[WHAT YOU SHOULD DO]
Search the data for "length" and copy every matching line.

[Collected data]
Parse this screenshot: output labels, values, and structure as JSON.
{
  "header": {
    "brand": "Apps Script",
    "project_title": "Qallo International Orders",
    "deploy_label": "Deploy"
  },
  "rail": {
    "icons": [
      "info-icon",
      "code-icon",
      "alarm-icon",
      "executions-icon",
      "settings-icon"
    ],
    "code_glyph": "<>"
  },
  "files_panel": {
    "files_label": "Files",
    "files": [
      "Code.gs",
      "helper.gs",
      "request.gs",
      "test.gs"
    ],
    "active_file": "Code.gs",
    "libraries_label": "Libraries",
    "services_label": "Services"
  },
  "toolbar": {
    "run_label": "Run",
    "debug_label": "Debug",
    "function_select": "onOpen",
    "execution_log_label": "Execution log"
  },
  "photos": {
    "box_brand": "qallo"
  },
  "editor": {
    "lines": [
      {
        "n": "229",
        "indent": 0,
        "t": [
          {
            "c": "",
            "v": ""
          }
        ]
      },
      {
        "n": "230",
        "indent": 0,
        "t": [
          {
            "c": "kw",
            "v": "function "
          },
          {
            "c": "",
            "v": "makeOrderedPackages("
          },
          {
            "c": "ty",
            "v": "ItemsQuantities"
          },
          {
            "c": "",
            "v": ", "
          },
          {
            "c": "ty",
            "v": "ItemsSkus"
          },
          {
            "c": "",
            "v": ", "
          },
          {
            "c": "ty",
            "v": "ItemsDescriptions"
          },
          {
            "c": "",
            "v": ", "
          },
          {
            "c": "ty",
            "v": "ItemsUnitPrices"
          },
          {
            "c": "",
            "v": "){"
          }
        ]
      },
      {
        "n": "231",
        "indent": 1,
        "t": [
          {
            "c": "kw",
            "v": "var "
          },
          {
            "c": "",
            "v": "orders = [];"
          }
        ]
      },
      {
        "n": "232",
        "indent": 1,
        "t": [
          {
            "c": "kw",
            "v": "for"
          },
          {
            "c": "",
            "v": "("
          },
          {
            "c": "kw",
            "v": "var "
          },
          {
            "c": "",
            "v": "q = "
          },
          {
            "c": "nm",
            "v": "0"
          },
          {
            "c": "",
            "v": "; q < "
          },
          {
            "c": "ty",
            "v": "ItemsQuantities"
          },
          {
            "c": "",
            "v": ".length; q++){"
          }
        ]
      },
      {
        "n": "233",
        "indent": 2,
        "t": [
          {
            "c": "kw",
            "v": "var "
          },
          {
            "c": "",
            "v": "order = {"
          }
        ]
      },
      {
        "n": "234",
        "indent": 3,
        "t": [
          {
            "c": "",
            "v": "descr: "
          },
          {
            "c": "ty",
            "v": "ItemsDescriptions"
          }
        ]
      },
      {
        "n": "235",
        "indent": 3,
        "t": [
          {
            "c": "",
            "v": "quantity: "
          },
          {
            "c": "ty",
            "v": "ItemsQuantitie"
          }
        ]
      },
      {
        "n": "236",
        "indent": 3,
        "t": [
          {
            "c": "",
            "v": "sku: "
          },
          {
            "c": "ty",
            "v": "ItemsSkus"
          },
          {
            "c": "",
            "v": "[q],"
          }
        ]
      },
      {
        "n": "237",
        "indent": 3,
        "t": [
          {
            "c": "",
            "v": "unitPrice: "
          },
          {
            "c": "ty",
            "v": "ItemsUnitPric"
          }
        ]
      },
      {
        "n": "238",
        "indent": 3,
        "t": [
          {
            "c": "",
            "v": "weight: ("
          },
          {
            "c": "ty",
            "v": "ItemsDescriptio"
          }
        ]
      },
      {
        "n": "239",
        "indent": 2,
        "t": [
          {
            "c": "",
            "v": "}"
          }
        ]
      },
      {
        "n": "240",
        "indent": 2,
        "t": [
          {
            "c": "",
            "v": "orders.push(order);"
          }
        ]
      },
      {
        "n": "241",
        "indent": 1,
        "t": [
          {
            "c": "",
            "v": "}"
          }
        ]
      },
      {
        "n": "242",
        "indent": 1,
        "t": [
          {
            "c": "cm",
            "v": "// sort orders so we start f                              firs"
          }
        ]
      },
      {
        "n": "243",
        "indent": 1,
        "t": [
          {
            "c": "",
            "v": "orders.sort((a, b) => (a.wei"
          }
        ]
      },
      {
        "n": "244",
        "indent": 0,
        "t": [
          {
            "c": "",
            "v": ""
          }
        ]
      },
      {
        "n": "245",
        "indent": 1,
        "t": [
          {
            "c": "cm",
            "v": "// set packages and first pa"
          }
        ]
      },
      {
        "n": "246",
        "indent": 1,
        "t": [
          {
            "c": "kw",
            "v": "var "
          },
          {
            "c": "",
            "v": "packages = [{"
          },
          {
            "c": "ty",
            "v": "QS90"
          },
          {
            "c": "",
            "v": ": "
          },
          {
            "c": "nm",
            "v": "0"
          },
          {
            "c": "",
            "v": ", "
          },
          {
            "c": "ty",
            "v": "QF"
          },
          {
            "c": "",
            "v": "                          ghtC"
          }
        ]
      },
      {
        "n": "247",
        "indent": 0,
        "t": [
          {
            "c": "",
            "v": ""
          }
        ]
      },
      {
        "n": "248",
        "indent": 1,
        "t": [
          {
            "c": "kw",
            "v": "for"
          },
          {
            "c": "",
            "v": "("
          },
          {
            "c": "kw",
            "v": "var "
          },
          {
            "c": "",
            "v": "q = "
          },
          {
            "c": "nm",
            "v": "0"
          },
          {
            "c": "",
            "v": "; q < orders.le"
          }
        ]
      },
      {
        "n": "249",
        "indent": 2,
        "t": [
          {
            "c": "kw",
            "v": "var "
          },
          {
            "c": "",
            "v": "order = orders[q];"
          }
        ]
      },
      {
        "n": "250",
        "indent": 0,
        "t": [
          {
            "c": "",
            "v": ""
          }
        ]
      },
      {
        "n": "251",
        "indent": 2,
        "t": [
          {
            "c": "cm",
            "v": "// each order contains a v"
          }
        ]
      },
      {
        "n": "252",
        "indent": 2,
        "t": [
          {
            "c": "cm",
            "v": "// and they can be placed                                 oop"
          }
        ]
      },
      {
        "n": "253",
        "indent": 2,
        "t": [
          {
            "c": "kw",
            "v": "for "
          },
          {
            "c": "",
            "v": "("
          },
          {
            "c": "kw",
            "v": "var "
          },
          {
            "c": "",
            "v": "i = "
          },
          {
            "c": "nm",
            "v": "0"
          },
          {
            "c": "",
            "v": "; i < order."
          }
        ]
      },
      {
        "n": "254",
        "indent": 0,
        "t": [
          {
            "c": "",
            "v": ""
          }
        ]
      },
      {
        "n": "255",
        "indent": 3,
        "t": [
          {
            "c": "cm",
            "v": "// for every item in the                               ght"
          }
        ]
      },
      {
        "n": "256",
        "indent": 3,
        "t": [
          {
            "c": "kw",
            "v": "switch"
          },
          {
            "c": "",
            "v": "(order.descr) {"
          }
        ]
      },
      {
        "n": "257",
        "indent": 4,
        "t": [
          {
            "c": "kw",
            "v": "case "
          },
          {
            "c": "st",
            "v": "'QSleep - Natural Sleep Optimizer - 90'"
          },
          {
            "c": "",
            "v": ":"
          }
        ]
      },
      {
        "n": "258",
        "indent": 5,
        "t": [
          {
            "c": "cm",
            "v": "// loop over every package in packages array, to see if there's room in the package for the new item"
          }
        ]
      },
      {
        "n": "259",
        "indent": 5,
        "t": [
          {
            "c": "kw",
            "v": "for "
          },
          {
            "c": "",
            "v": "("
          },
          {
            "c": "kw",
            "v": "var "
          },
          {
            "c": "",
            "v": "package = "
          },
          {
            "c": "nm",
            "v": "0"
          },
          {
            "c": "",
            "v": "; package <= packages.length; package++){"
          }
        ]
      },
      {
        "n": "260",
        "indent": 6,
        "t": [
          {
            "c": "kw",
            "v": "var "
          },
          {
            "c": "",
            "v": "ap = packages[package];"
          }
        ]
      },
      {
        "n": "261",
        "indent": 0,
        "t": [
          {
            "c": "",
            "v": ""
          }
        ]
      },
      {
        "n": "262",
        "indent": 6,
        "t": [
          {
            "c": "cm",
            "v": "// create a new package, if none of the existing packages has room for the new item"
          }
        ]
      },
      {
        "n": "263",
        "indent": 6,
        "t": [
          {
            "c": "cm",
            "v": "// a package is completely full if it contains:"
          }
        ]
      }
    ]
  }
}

[EXERCISE ANSWER]
            "v": ".length; q++){"
            "v": "; package <= packages.length; package++){"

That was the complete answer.